## What this task involves
Word for word, the records below are to be set down again.

[Stored items]
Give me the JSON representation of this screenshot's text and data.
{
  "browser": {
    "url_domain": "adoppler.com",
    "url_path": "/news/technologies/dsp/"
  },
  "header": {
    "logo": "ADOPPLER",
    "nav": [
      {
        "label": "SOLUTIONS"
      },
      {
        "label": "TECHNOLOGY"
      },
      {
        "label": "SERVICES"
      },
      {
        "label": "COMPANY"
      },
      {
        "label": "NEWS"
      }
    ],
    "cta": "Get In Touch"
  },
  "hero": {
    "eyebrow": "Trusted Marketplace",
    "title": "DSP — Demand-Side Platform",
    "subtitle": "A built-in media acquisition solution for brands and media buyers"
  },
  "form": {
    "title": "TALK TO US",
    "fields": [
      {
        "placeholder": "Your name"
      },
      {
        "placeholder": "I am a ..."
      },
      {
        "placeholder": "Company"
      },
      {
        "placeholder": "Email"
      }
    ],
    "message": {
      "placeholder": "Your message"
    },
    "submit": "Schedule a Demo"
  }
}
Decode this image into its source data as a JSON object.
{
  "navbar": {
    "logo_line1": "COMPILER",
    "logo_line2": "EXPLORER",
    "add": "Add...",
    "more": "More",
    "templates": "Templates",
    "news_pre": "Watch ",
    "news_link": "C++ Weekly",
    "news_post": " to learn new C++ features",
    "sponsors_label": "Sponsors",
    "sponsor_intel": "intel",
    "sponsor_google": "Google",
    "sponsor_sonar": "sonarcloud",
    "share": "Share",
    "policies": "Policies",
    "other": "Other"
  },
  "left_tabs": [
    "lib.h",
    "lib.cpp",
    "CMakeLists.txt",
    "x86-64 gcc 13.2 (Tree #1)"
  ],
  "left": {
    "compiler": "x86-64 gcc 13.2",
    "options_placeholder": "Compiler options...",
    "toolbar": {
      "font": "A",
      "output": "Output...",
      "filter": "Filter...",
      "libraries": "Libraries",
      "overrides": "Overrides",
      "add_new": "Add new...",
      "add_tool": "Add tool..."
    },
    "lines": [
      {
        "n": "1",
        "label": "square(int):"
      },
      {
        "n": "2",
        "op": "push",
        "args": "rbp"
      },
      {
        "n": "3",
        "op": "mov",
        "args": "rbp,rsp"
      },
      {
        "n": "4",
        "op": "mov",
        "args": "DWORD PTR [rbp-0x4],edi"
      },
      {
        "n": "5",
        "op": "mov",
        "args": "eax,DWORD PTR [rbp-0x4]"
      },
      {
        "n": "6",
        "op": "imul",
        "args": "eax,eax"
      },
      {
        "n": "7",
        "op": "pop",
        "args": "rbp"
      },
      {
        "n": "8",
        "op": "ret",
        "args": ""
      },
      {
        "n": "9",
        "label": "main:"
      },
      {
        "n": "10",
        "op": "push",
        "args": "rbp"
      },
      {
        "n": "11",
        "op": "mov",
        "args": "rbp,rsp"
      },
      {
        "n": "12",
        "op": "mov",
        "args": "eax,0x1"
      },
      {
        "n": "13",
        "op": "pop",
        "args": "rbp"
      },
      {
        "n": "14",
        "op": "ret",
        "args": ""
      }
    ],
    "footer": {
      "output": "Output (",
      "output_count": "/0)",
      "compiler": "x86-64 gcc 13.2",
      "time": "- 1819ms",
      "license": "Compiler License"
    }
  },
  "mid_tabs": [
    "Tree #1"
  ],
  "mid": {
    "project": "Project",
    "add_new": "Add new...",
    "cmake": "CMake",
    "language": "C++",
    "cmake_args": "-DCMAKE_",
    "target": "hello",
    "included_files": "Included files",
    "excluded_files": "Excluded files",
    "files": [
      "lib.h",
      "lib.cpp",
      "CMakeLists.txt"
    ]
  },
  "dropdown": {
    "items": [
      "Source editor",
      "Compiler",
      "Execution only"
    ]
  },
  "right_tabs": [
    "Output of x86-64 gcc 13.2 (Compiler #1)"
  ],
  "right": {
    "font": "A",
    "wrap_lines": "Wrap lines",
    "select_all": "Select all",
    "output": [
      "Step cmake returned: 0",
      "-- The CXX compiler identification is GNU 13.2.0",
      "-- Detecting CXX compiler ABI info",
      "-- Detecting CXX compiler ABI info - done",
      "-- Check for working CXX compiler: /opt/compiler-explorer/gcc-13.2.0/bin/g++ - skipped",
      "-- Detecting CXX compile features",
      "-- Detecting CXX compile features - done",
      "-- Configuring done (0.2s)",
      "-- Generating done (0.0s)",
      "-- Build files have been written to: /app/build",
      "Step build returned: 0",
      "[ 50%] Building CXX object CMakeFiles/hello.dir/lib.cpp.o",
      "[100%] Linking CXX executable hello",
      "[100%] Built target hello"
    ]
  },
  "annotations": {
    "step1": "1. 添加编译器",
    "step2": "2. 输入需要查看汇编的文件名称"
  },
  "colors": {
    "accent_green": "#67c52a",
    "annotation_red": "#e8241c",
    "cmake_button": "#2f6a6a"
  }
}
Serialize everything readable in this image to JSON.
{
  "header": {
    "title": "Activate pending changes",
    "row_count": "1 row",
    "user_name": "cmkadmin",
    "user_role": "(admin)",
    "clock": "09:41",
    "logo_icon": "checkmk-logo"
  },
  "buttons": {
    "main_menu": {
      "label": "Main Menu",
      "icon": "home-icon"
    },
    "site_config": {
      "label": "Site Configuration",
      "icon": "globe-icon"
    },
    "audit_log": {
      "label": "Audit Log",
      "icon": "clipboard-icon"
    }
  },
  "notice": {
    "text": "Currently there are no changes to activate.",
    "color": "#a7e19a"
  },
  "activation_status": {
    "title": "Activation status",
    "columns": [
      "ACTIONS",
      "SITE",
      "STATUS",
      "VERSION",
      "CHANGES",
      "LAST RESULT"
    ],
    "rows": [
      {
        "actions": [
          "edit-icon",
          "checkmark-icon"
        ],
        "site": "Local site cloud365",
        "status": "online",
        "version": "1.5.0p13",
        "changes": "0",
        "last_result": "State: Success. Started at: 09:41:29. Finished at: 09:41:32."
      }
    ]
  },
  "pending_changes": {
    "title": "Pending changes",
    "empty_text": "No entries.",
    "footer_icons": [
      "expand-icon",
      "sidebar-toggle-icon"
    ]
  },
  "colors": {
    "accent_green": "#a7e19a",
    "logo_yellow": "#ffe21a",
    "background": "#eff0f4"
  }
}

## Output of the exercise
Give me the JSON representation of this screenshot's text and data.
{
  "browser": {
    "url_domain": "adoppler.com",
    "url_path": "/news/technologies/dsp/"
  },
  "header": {
    "logo": "ADOPPLER",
    "nav": [
      {
        "label": "SOLUTIONS"
      },
      {
        "label": "TECHNOLOGY"
      },
      {
        "label": "SERVICES"
      },
      {
        "label": "COMPANY"
      },
      {
        "label": "NEWS"
      }
    ],
    "cta": "Get In Touch"
  },
  "hero": {
    "eyebrow": "Trusted Marketplace",
    "title": "DSP — Demand-Side Platform",
    "subtitle": "A built-in media acquisition solution for brands and media buyers"
  },
  "form": {
    "title": "TALK TO US",
    "fields": [
      {
        "placeholder": "Your name"
      },
      {
        "placeholder": "I am a ..."
      },
      {
        "placeholder": "Company"
      },
      {
        "placeholder": "Email"
      }
    ],
    "message": {
      "placeholder": "Your message"
    },
    "submit": "Schedule a Demo"
  }
}
Decode this image into its source data as a JSON object.
{
  "navbar": {
    "logo_line1": "COMPILER",
    "logo_line2": "EXPLORER",
    "add": "Add...",
    "more": "More",
    "templates": "Templates",
    "news_pre": "Watch ",
    "news_link": "C++ Weekly",
    "news_post": " to learn new C++ features",
    "sponsors_label": "Sponsors",
    "sponsor_intel": "intel",
    "sponsor_google": "Google",
    "sponsor_sonar": "sonarcloud",
    "share": "Share",
    "policies": "Policies",
    "other": "Other"
  },
  "left_tabs": [
    "lib.h",
    "lib.cpp",
    "CMakeLists.txt",
    "x86-64 gcc 13.2 (Tree #1)"
  ],
  "left": {
    "compiler": "x86-64 gcc 13.2",
    "options_placeholder": "Compiler options...",
    "toolbar": {
      "font": "A",
      "output": "Output...",
      "filter": "Filter...",
      "libraries": "Libraries",
      "overrides": "Overrides",
      "add_new": "Add new...",
      "add_tool": "Add tool..."
    },
    "lines": [
      {
        "n": "1",
        "label": "square(int):"
      },
      {
        "n": "2",
        "op": "push",
        "args": "rbp"
      },
      {
        "n": "3",
        "op": "mov",
        "args": "rbp,rsp"
      },
      {
        "n": "4",
        "op": "mov",
        "args": "DWORD PTR [rbp-0x4],edi"
      },
      {
        "n": "5",
        "op": "mov",
        "args": "eax,DWORD PTR [rbp-0x4]"
      },
      {
        "n": "6",
        "op": "imul",
        "args": "eax,eax"
      },
      {
        "n": "7",
        "op": "pop",
        "args": "rbp"
      },
      {
        "n": "8",
        "op": "ret",
        "args": ""
      },
      {
        "n": "9",
        "label": "main:"
      },
      {
        "n": "10",
        "op": "push",
        "args": "rbp"
      },
      {
        "n": "11",
        "op": "mov",
        "args": "rbp,rsp"
      },
      {
        "n": "12",
        "op": "mov",
        "args": "eax,0x1"
      },
      {
        "n": "13",
        "op": "pop",
        "args": "rbp"
      },
      {
        "n": "14",
        "op": "ret",
        "args": ""
      }
    ],
    "footer": {
      "output": "Output (",
      "output_count": "/0)",
      "compiler": "x86-64 gcc 13.2",
      "time": "- 1819ms",
      "license": "Compiler License"
    }
  },
  "mid_tabs": [
    "Tree #1"
  ],
  "mid": {
    "project": "Project",
    "add_new": "Add new...",
    "cmake": "CMake",
    "language": "C++",
    "cmake_args": "-DCMAKE_",
    "target": "hello",
    "included_files": "Included files",
    "excluded_files": "Excluded files",
    "files": [
      "lib.h",
      "lib.cpp",
      "CMakeLists.txt"
    ]
  },
  "dropdown": {
    "items": [
      "Source editor",
      "Compiler",
      "Execution only"
    ]
  },
  "right_tabs": [
    "Output of x86-64 gcc 13.2 (Compiler #1)"
  ],
  "right": {
    "font": "A",
    "wrap_lines": "Wrap lines",
    "select_all": "Select all",
    "output": [
      "Step cmake returned: 0",
      "-- The CXX compiler identification is GNU 13.2.0",
      "-- Detecting CXX compiler ABI info",
      "-- Detecting CXX compiler ABI info - done",
      "-- Check for working CXX compiler: /opt/compiler-explorer/gcc-13.2.0/bin/g++ - skipped",
      "-- Detecting CXX compile features",
      "-- Detecting CXX compile features - done",
      "-- Configuring done (0.2s)",
      "-- Generating done (0.0s)",
      "-- Build files have been written to: /app/build",
      "Step build returned: 0",
      "[ 50%] Building CXX object CMakeFiles/hello.dir/lib.cpp.o",
      "[100%] Linking CXX executable hello",
      "[100%] Built target hello"
    ]
  },
  "annotations": {
    "step1": "1. 添加编译器",
    "step2": "2. 输入需要查看汇编的文件名称"
  },
  "colors": {
    "accent_green": "#67c52a",
    "annotation_red": "#e8241c",
    "cmake_button": "#2f6a6a"
  }
}
Serialize everything readable in this image to JSON.
{
  "header": {
    "title": "Activate pending changes",
    "row_count": "1 row",
    "user_name": "cmkadmin",
    "user_role": "(admin)",
    "clock": "09:41",
    "logo_icon": "checkmk-logo"
  },
  "buttons": {
    "main_menu": {
      "label": "Main Menu",
      "icon": "home-icon"
    },
    "site_config": {
      "label": "Site Configuration",
      "icon": "globe-icon"
    },
    "audit_log": {
      "label": "Audit Log",
      "icon": "clipboard-icon"
    }
  },
  "notice": {
    "text": "Currently there are no changes to activate.",
    "color": "#a7e19a"
  },
  "activation_status": {
    "title": "Activation status",
    "columns": [
      "ACTIONS",
      "SITE",
      "STATUS",
      "VERSION",
      "CHANGES",
      "LAST RESULT"
    ],
    "rows": [
      {
        "actions": [
          "edit-icon",
          "checkmark-icon"
        ],
        "site": "Local site cloud365",
        "status": "online",
        "version": "1.5.0p13",
        "changes": "0",
        "last_result": "State: Success. Started at: 09:41:29. Finished at: 09:41:32."
      }
    ]
  },
  "pending_changes": {
    "title": "Pending changes",
    "empty_text": "No entries.",
    "footer_icons": [
      "expand-icon",
      "sidebar-toggle-icon"
    ]
  },
  "colors": {
    "accent_green": "#a7e19a",
    "logo_yellow": "#ffe21a",
    "background": "#eff0f4"
  }
}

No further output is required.